Since the 1980s, the Korean Wave—the increased global popularity of South Korean K-pop, “Gangnam Style” and K-drama—has spread around the world. It even spilled over into North Korea, where G Dragon, a young K-pop star and artist, as well as BTS, a K-pop boy band, have fans around the world. Although it is forbidden, North Korean young people watch K-dramas and K-pop, and thus learn about freedom, human rights, and love. Mrs. Baek likes to believe that the unification of the two Koreas and a united Korean culture will contribute to the development of a world culture that will nurture and elevate the spirit.
After the four panelists had spoken, Mr. Lozano said that any form of art very much reflects the situation in a country. It has the responsibility to reflect the social situation and the needs of the people in a country, he said. Artists cannot just live their dreams. On the other hand, artists are also visionaries who cannot just produce what the people like in order to sell well. They should guide people to greater ideals, even at the price of sacrifice.
Next, a question-and-answer session was held. Carlos Badosa, the assistant director of the Espacio Ronda Cultural Center in Madrid, presented the questions that the audience had submitted:
Imagine there is political agreement for unification of the two Koreas. What culture, what kind of measures, programs, and practical steps can be taken by culture to bring together North and South Koreans after 70 years of separation? What would you do if you were minister of unification?
Dr. Doménech said that, from an anthropological point of view, it would be important to bring together young people from the South, who have little interest in reunification, and youngsters from the North, through cultural or educational programs or sports. Also women in South Korea can play a very important social role, as , unlike men, they have not had a military formation, and are well placed to get people to love each other.
Ms. Krapf said that the North Koreans are longing for reunification. They have tongil (Korean word for unification) statues in many places and countless tongil songs. Also their culture is similar. When North and South Koreans met at a world championship for harmonica, Ms. Krapf noticed that they were very happy to meet, which shows that reunification is 100 percent possible.
Dr. Rohotchenko, when asked how the desire to maintain traditional arts can be united with the desire to go forward with modern art, said there is no protocol for unification. Artists can only make suggestions, he said. He would gather North and South Koreans to do something with folk art, such as ceramics, pottery, embroidery, as it does not require much explanation, unlike contemporary art. Afterward, they could pick up painting. One should tread carefully with new trends, not to harm each other’s feelings.
Mrs. Baek answered a question about how to bring Koreans together spontaneously, not by force.
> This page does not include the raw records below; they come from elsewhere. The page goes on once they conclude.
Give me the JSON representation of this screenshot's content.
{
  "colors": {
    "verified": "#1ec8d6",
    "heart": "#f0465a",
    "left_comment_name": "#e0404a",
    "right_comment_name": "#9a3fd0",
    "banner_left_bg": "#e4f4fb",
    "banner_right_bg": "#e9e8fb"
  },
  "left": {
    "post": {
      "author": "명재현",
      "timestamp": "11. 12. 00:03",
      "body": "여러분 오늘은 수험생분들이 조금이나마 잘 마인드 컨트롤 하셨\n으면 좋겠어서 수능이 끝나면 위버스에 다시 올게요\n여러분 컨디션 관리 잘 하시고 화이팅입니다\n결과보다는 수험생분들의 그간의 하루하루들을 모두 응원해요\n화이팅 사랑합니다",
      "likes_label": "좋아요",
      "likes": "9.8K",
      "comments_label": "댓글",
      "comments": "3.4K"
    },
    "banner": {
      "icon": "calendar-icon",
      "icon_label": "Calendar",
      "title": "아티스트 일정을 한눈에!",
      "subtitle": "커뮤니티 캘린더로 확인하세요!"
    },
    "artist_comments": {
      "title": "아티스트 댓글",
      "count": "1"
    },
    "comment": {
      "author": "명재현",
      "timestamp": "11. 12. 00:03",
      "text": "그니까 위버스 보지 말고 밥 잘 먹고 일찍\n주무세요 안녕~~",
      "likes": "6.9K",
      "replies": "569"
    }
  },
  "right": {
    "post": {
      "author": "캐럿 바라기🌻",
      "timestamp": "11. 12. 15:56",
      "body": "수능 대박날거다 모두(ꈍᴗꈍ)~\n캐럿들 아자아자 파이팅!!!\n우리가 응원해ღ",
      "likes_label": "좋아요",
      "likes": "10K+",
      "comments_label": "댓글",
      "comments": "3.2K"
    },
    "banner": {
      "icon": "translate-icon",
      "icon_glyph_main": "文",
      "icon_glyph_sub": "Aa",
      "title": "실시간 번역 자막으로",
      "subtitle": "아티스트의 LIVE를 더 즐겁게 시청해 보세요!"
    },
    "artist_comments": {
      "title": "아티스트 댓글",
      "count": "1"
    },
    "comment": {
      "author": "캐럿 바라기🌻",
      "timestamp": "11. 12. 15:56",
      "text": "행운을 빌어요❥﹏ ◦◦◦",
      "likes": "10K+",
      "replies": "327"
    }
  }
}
She said that young people in South Korea are not much interested in reunification, while in the North they are very much. To change the older generation and their concepts is very difficult. Therefore, local school-to-school interchange programs should be organized or supported by the government, so that very young children from the North and the South, who do not have concepts about politics and social issues, are given a platform to intermingle and can have a good experience together.
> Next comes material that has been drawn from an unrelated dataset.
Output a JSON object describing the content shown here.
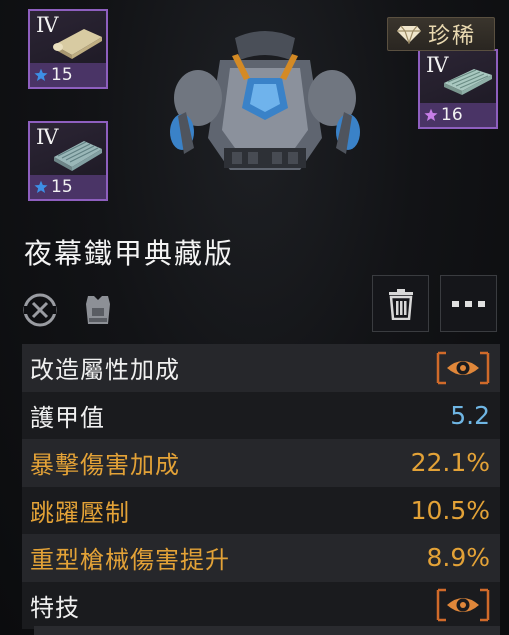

Asked whether she considers K-pop has a good influence on young people, Mrs. Baek answered that K-pop is a big money-making business. Expressing higher values—or the divine nature, as Mrs. Baek put it—is not a priority, and the content of K-drama is somewhat naïve. It is important to strengthen the character of young people at a vulnerable age. When they can distinguish good from evil, what is produced in art will not need to be censored. Good culture will elevate people, and elevated people will produce a better culture.